- 1 What is a normal amount of breastmilk to pump?
- 2 Can I mix breast milk that I pump at two different times?
- 3 How often should I pump to increase milk supply?
- 4 How much breastmilk should I pump every 3 hours?
- 5 Is it OK to just pump and not breastfeed?
- 6 How long does it take for breastmilk to refill?
- 7 Can I pump every 4 hours and maintain supply?
- 8 Why can’t you add freshly pumped milk to refrigerated milk?
- 9 Do I need to wash my pump parts after every use?
- 10 Should I keep pumping if no milk is coming out?
- 11 Does pumping milk burn calories?
- 12 What foods increase breastmilk supply?
- 13 Why does one boob produce more milk than the other?
- 14 Do you get more milk nursing or pumping?
- 15 How many oz of breastmilk does a 1 month old eat?
What is a normal amount of breastmilk to pump?
It is typical for a mother who is breastfeeding full-time to be able to pump around 1/2 to 2 ounces total (for both breasts) per pumping session.
Can I mix breast milk that I pump at two different times?
You can add more breast milk to a container of refrigerated breast milk, but it should not be freshly pumped breast milk that is still warm at body temperature. If you’d like to add your most recently pumped fresh milk to a bottle of already refrigerated milk pumped on the same day, you need to cool it down.
How often should I pump to increase milk supply?
Make sure you’re nursing or pumping at least 8 times a day. If you’re exclusively pumping your breast milk for your baby, double pumping (pumping on both sides at once) will yield more milk and decrease the amount of time you spend pumping.
How much breastmilk should I pump every 3 hours?
How Much Breast Milk to Pump. After the first week, you should be able to pump two to three ounces every two to three hours, or about 24 ounces in a 24 hour period. You would need to double this amount if you have twins, triple it for triplets, etc.
Is it OK to just pump and not breastfeed?
If you believe that breast milk is the best food choice for your child, but you are not able to breastfeed, or you don’t want to, that’s where pumping comes in. It’s absolutely OK to pump your breast milk and give it to your baby in a bottle.
How long does it take for breastmilk to refill?
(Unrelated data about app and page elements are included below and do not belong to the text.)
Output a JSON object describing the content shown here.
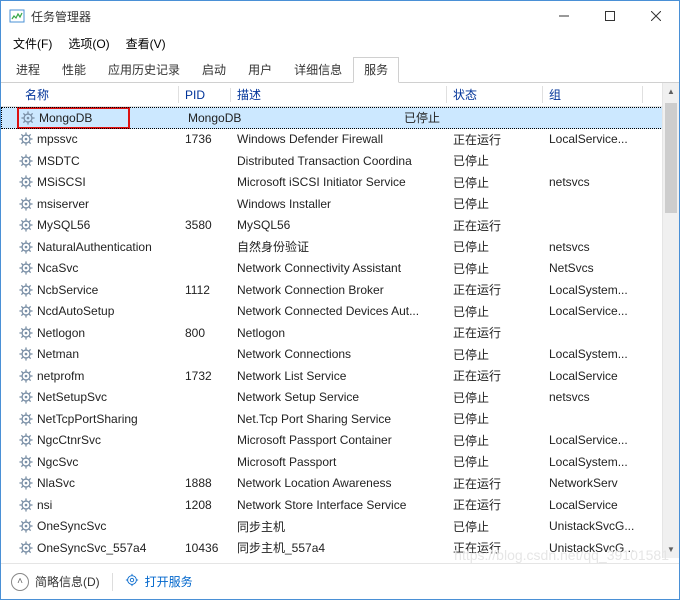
{
  "window": {
    "title": "任务管理器"
  },
  "menu": {
    "file": "文件(F)",
    "options": "选项(O)",
    "view": "查看(V)"
  },
  "tabs": {
    "processes": "进程",
    "performance": "性能",
    "history": "应用历史记录",
    "startup": "启动",
    "users": "用户",
    "details": "详细信息",
    "services": "服务"
  },
  "columns": {
    "name": "名称",
    "pid": "PID",
    "desc": "描述",
    "status": "状态",
    "group": "组"
  },
  "status_running": "正在运行",
  "status_stopped": "已停止",
  "rows": [
    {
      "name": "MongoDB",
      "pid": "",
      "desc": "MongoDB",
      "status": "已停止",
      "group": "",
      "selected": true
    },
    {
      "name": "mpssvc",
      "pid": "1736",
      "desc": "Windows Defender Firewall",
      "status": "正在运行",
      "group": "LocalService..."
    },
    {
      "name": "MSDTC",
      "pid": "",
      "desc": "Distributed Transaction Coordina",
      "status": "已停止",
      "group": ""
    },
    {
      "name": "MSiSCSI",
      "pid": "",
      "desc": "Microsoft iSCSI Initiator Service",
      "status": "已停止",
      "group": "netsvcs"
    },
    {
      "name": "msiserver",
      "pid": "",
      "desc": "Windows Installer",
      "status": "已停止",
      "group": ""
    },
    {
      "name": "MySQL56",
      "pid": "3580",
      "desc": "MySQL56",
      "status": "正在运行",
      "group": ""
    },
    {
      "name": "NaturalAuthentication",
      "pid": "",
      "desc": "自然身份验证",
      "status": "已停止",
      "group": "netsvcs"
    },
    {
      "name": "NcaSvc",
      "pid": "",
      "desc": "Network Connectivity Assistant",
      "status": "已停止",
      "group": "NetSvcs"
    },
    {
      "name": "NcbService",
      "pid": "1112",
      "desc": "Network Connection Broker",
      "status": "正在运行",
      "group": "LocalSystem..."
    },
    {
      "name": "NcdAutoSetup",
      "pid": "",
      "desc": "Network Connected Devices Aut...",
      "status": "已停止",
      "group": "LocalService..."
    },
    {
      "name": "Netlogon",
      "pid": "800",
      "desc": "Netlogon",
      "status": "正在运行",
      "group": ""
    },
    {
      "name": "Netman",
      "pid": "",
      "desc": "Network Connections",
      "status": "已停止",
      "group": "LocalSystem..."
    },
    {
      "name": "netprofm",
      "pid": "1732",
      "desc": "Network List Service",
      "status": "正在运行",
      "group": "LocalService"
    },
    {
      "name": "NetSetupSvc",
      "pid": "",
      "desc": "Network Setup Service",
      "status": "已停止",
      "group": "netsvcs"
    },
    {
      "name": "NetTcpPortSharing",
      "pid": "",
      "desc": "Net.Tcp Port Sharing Service",
      "status": "已停止",
      "group": ""
    },
    {
      "name": "NgcCtnrSvc",
      "pid": "",
      "desc": "Microsoft Passport Container",
      "status": "已停止",
      "group": "LocalService..."
    },
    {
      "name": "NgcSvc",
      "pid": "",
      "desc": "Microsoft Passport",
      "status": "已停止",
      "group": "LocalSystem..."
    },
    {
      "name": "NlaSvc",
      "pid": "1888",
      "desc": "Network Location Awareness",
      "status": "正在运行",
      "group": "NetworkServ"
    },
    {
      "name": "nsi",
      "pid": "1208",
      "desc": "Network Store Interface Service",
      "status": "正在运行",
      "group": "LocalService"
    },
    {
      "name": "OneSyncSvc",
      "pid": "",
      "desc": "同步主机",
      "status": "已停止",
      "group": "UnistackSvcG..."
    },
    {
      "name": "OneSyncSvc_557a4",
      "pid": "10436",
      "desc": "同步主机_557a4",
      "status": "正在运行",
      "group": "UnistackSvcG..."
    }
  ],
  "footer": {
    "collapse": "简略信息(D)",
    "open_services": "打开服务"
  },
  "watermark": "https://blog.csdn.net/qq_39101581"
}
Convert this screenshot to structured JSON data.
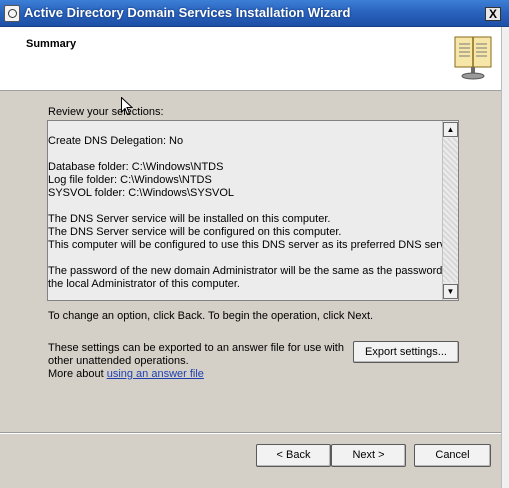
{
  "window": {
    "title": "Active Directory Domain Services Installation Wizard",
    "close_label": "X"
  },
  "header": {
    "title": "Summary",
    "icon": "book-icon"
  },
  "review_label": "Review your selections:",
  "summary_lines": [
    "Create DNS Delegation: No",
    "",
    "Database folder: C:\\Windows\\NTDS",
    "Log file folder: C:\\Windows\\NTDS",
    "SYSVOL folder: C:\\Windows\\SYSVOL",
    "",
    "The DNS Server service will be installed on this computer.",
    "The DNS Server service will be configured on this computer.",
    "This computer will be configured to use this DNS server as its preferred DNS server.",
    "",
    "The password of the new domain Administrator will be the same as the password of",
    "the local Administrator of this computer."
  ],
  "scrollbar": {
    "up_arrow": "▲",
    "down_arrow": "▼"
  },
  "change_text": "To change an option, click Back. To begin the operation, click Next.",
  "export": {
    "text": "These settings can be exported to an answer file for use with other unattended operations.",
    "button_label": "Export settings..."
  },
  "more_about": {
    "prefix": "More about ",
    "link_text": "using an answer file"
  },
  "buttons": {
    "back": "< Back",
    "next": "Next >",
    "cancel": "Cancel"
  }
}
It may take two or more weeks before your milk supply is established after the birth of your baby and the amount expressed each day (daily milk volume) is consistent. Many mothers find that on one day milk volumes are reasonable, while the next day they have dropped back.
Can I pump every 4 hours and maintain supply?
Can I Pump Every 4 Hours At Night. Most lactation consultants will recommend one stretch at night that is 4 hours between pumping sessions while keeping the rest of the sessions every 3 hours. After your milk supply has regulated around 12 weeks postpartum, pumping every 4 hours at night should not be a problem.
Why can’t you add freshly pumped milk to refrigerated milk?
No, you shouldn’t combine warm and cold breast milk. Adding warm milk to cold will raise the temperature of the milk, potentially allowing bacteria to grow. To combine the two, chill the fresh milk in the refrigerator.
Do I need to wash my pump parts after every use?
After every use, take apart the pump parts and rinse them under running water. Don’t put them directly in the sink! Clean your pump parts as soon as possible with hot, soapy water in a wash basin and brush used only for cleaning pump parts, or in the dishwasher.
Should I keep pumping if no milk is coming out?
In short, you should pump until milk isn’t coming out any more. Or, if you’re trying to boost your supply, pump a little while longer after the milk stops flowing.
Does pumping milk burn calories?
Pumping mothers can burn up to 500 extra calories per day. But keep in mind, you’ll need to eat often to replenish calories lost and keep up your energy levels. Eating enough calories and making sure you’re consuming a healthy diet are both important for keeping up your milk supply, too.
What foods increase breastmilk supply?
5 Foods That Might Help Boost Your Breast Milk Supply
- Fenugreek. These aromatic seeds are often touted as potent galactagogues.
- Oatmeal or oat milk.
- Fennel seeds.
- Lean meat and poultry.
Why does one boob produce more milk than the other?
Breasts produce milk according to the demand-and-supply rule. This could lead to low milk production in the other breast, which is quite normal. When your body senses that there is a greater requirement for milk from one side, it produces a larger quantity of breast milk on that side to meet the increased demand.
Do you get more milk nursing or pumping?
If this is you, rest assured, it’s not just your imagination: Most women don’t get as much milk from a breast pump as their babies do from nursing. Women’s bodies respond differently to babies versus pumps, and it can have a huge impact on your ability to nurse long term.
How many oz of breastmilk does a 1 month old eat?
Between the second and sixth day, your milk production will increase. Your newborn will probably take about 2 to 3 ounces every 3 hours (14 to 28 ounces per day). From 1 month to 6 months of age, your baby will take an average of 3 to 3 1/2 ounces every three hours (25 oz to 26 oz of breast milk each day).